Saturday, March 28, 2009
Song Yet Sung
I just today returned from a week at the beach (to horrible, rainy/snowy cold weather here at home, I might add). I took James McBride's 3rd novel, Song Yet Sung, with me to read and I did complete it. I liked it a lot. At times, I found it a little difficult to follow...there are lots of characters and much written about the Maryland Eastern Shore, but each character adds to the story. I wish that I had the time to thoroughly study each character because I think that there are probably lessons to be learned from each. I will definitely return to reading this book again at some point.
Here is the review from Publishers Weekly:
Escaped slaves, free blacks, slave-catchers and plantation owners weave a tangled web of intrigue and adventure in bestselling memoirist (The Color of Water) McBride's intricately constructed and impressive second novel, set in pre-Civil War Maryland. Liz Spocott, a beautiful young runaway slave, suffers a nasty head wound just before being nabbed by a posse of slave catchers. She falls into a coma, and, when she awakes, she can see the future-from the near-future to Martin Luther King to hip-hop-in her dreams. Liz's visions help her and her fellow slaves escape, but soon there are new dangers on her trail: Patty Cannon and her brutal gang of slave catchers, and a competing slave catcher, nicknamed "The Gimp," who has a surprising streak of morality. Liz has some friends, including an older woman who teaches her "The Code" that guides runaways; a handsome young slave; and a wild inhabitant of the woods and swamps. Kidnappings, gunfights and chases ensue as Liz drifts in and out of her visions, which serve as a thoughtful meditation on the nature of freedom and offer sharp social commentary on contemporary America. McBride hasn't lost his touch: he nails the horrors of slavery as well as he does the power of hope and redemption. (Feb.)

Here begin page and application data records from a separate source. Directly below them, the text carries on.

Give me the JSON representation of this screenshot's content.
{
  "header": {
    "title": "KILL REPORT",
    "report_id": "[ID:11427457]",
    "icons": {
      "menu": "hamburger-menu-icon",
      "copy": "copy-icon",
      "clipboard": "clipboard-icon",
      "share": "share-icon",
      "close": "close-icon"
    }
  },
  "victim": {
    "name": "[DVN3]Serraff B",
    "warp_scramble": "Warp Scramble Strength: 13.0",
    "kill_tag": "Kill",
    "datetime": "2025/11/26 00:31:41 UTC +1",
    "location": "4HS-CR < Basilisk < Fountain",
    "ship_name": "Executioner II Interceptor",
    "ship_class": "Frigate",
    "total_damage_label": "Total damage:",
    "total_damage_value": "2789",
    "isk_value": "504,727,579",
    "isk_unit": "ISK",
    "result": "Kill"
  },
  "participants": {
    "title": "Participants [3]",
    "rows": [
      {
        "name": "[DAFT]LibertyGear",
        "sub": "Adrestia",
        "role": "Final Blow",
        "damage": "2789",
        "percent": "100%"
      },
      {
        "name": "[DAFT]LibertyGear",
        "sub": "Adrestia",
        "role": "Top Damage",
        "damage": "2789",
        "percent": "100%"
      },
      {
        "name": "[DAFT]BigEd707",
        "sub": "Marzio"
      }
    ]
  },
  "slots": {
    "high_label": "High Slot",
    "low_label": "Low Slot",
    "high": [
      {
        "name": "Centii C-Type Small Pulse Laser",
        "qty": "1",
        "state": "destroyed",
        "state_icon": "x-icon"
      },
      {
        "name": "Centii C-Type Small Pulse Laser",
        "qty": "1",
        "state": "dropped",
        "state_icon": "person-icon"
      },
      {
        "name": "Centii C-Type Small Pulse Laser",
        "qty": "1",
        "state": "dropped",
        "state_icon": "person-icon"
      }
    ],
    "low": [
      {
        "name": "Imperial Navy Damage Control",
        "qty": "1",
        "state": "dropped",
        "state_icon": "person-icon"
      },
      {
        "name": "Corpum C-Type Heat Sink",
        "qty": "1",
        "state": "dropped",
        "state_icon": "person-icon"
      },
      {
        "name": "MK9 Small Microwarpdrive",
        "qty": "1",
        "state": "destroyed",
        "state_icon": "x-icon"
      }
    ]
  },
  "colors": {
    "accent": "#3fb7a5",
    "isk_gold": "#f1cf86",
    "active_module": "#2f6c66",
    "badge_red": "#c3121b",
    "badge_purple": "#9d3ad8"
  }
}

Copyright 2007 Reed Business Information
I was quite interested in Liz, "The Gimp" and "the Woolman"...fascinating characters.
I was totally taken with Liz's references (both veiled and less-veiled) to her visions of Martin Luther King Jr. in the future. The book has also captured (or perhaps re-captured) my interest in learning more about "the Code". I always take it as an indication of a very good book if the book leaves me wanting to learn more about the subject. That usually means that the book has really caught my interest.
The book was dedicated to Moses Hogan. That even got my curiosity and this is what I found:
From Wikipedia, the free encyclopedia
Moses George Hogan (March 13, 1957 - February 11, 2003) was an African-American composer and arranger of choral music. He was best known for his very popular and accessible settings of spirituals. Hogan was a pianist, conductor and arranger of international renown. His works are highly celebrated and performed by high school, college, church, community, and professional choirs across the globe today. He died at the age of 45 of a brain tumour, and his survivors include his father and mother, a brother and four sisters. His interment was located at Mount Olivet Cemetery and Mausoleum.
As a funny side-note, before I left for vacation, I was going through my TBR pile (To Be Read pile) and found that I had bought 2 copies of this book. Apparently it had really caught my interest each time I went to the store!